ACTION ITEM =>
Each entry must be given again exactly as it appears, with images excluded.

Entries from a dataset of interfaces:
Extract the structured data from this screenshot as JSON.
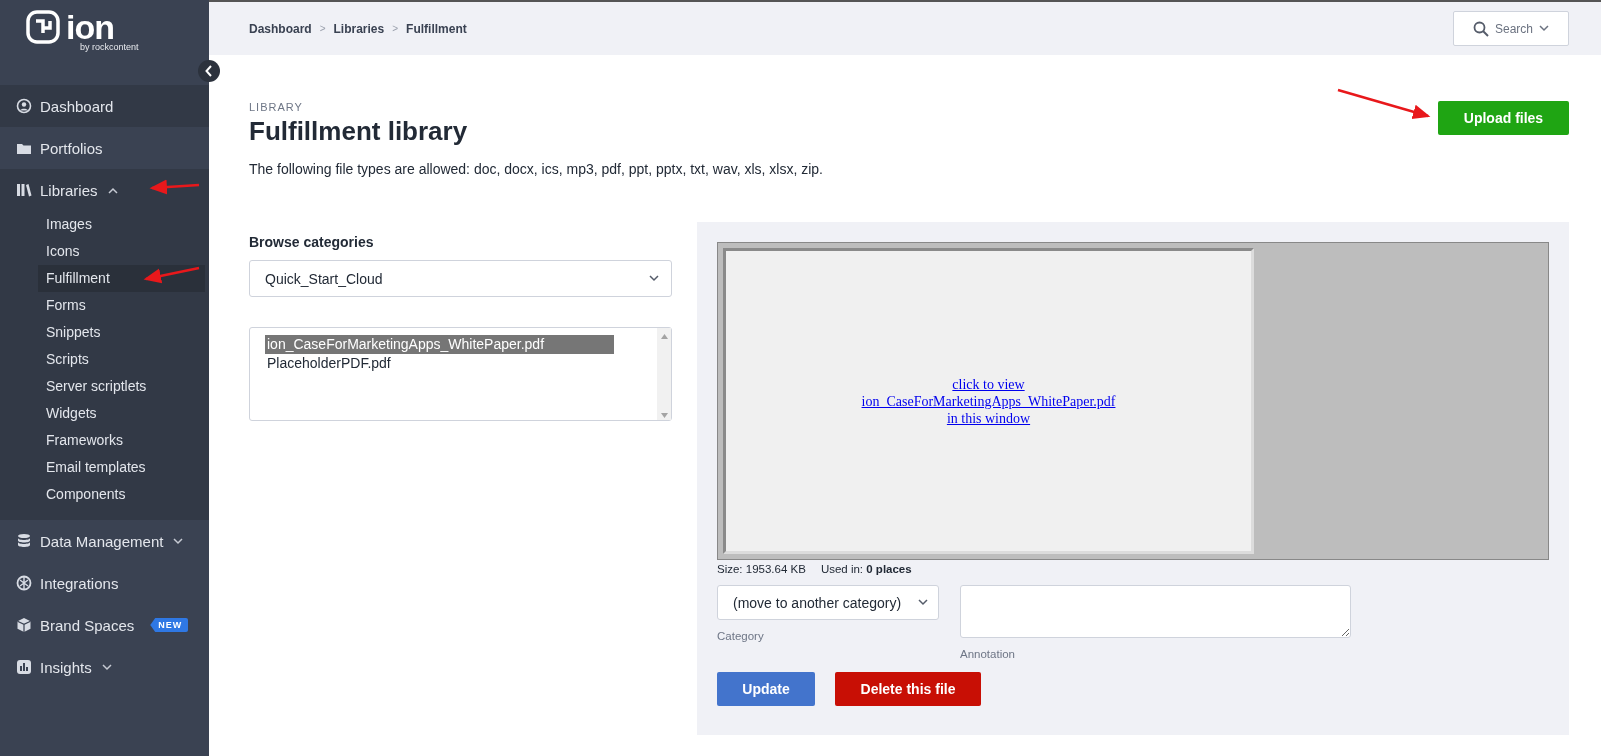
{
  "logo": {
    "name": "ion",
    "tagline": "by rockcontent"
  },
  "sidebar": {
    "items": [
      {
        "label": "Dashboard",
        "kind": "link"
      },
      {
        "label": "Portfolios",
        "kind": "link"
      },
      {
        "label": "Libraries",
        "kind": "group",
        "expanded": true,
        "children": [
          {
            "label": "Images",
            "selected": false
          },
          {
            "label": "Icons",
            "selected": false
          },
          {
            "label": "Fulfillment",
            "selected": true
          },
          {
            "label": "Forms",
            "selected": false
          },
          {
            "label": "Snippets",
            "selected": false
          },
          {
            "label": "Scripts",
            "selected": false
          },
          {
            "label": "Server scriptlets",
            "selected": false
          },
          {
            "label": "Widgets",
            "selected": false
          },
          {
            "label": "Frameworks",
            "selected": false
          },
          {
            "label": "Email templates",
            "selected": false
          },
          {
            "label": "Components",
            "selected": false
          }
        ]
      },
      {
        "label": "Data Management",
        "kind": "group",
        "expanded": false
      },
      {
        "label": "Integrations",
        "kind": "link"
      },
      {
        "label": "Brand Spaces",
        "kind": "link",
        "badge": "NEW"
      },
      {
        "label": "Insights",
        "kind": "group",
        "expanded": false
      }
    ]
  },
  "breadcrumbs": {
    "separator": ">",
    "items": [
      "Dashboard",
      "Libraries",
      "Fulfillment"
    ]
  },
  "search": {
    "label": "Search"
  },
  "page": {
    "eyebrow": "LIBRARY",
    "title": "Fulfillment library",
    "description": "The following file types are allowed: doc, docx, ics, mp3, pdf, ppt, pptx, txt, wav, xls, xlsx, zip.",
    "upload_button": "Upload files"
  },
  "browse": {
    "label": "Browse categories",
    "category": "Quick_Start_Cloud",
    "files": [
      {
        "name": "ion_CaseForMarketingApps_WhitePaper.pdf",
        "selected": true
      },
      {
        "name": "PlaceholderPDF.pdf",
        "selected": false
      }
    ]
  },
  "preview": {
    "link_lines": [
      "click to view",
      "ion_CaseForMarketingApps_WhitePaper.pdf",
      "in this window"
    ],
    "size": "Size: 1953.64 KB",
    "used_in": "Used in: **0 places**",
    "category_select": "(move to another category)",
    "category_label": "Category",
    "annotation_label": "Annotation",
    "update_button": "Update",
    "delete_button": "Delete this file"
  }
}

WRITTEN RESPONSE =>
Extract the structured data from this screenshot as JSON.
{
  "logo": {
    "name": "ion",
    "tagline": "by rockcontent"
  },
  "sidebar": {
    "items": [
      {
        "label": "Dashboard",
        "kind": "link"
      },
      {
        "label": "Portfolios",
        "kind": "link"
      },
      {
        "label": "Libraries",
        "kind": "group",
        "expanded": true,
        "children": [
          {
            "label": "Images",
            "selected": false
          },
          {
            "label": "Icons",
            "selected": false
          },
          {
            "label": "Fulfillment",
            "selected": true
          },
          {
            "label": "Forms",
            "selected": false
          },
          {
            "label": "Snippets",
            "selected": false
          },
          {
            "label": "Scripts",
            "selected": false
          },
          {
            "label": "Server scriptlets",
            "selected": false
          },
          {
            "label": "Widgets",
            "selected": false
          },
          {
            "label": "Frameworks",
            "selected": false
          },
          {
            "label": "Email templates",
            "selected": false
          },
          {
            "label": "Components",
            "selected": false
          }
        ]
      },
      {
        "label": "Data Management",
        "kind": "group",
        "expanded": false
      },
      {
        "label": "Integrations",
        "kind": "link"
      },
      {
        "label": "Brand Spaces",
        "kind": "link",
        "badge": "NEW"
      },
      {
        "label": "Insights",
        "kind": "group",
        "expanded": false
      }
    ]
  },
  "breadcrumbs": {
    "separator": ">",
    "items": [
      "Dashboard",
      "Libraries",
      "Fulfillment"
    ]
  },
  "search": {
    "label": "Search"
  },
  "page": {
    "eyebrow": "LIBRARY",
    "title": "Fulfillment library",
    "description": "The following file types are allowed: doc, docx, ics, mp3, pdf, ppt, pptx, txt, wav, xls, xlsx, zip.",
    "upload_button": "Upload files"
  },
  "browse": {
    "label": "Browse categories",
    "category": "Quick_Start_Cloud",
    "files": [
      {
        "name": "ion_CaseForMarketingApps_WhitePaper.pdf",
        "selected": true
      },
      {
        "name": "PlaceholderPDF.pdf",
        "selected": false
      }
    ]
  },
  "preview": {
    "link_lines": [
      "click to view",
      "ion_CaseForMarketingApps_WhitePaper.pdf",
      "in this window"
    ],
    "size": "Size: 1953.64 KB",
    "used_in": "Used in: **0 places**",
    "category_select": "(move to another category)",
    "category_label": "Category",
    "annotation_label": "Annotation",
    "update_button": "Update",
    "delete_button": "Delete this file"
  }
}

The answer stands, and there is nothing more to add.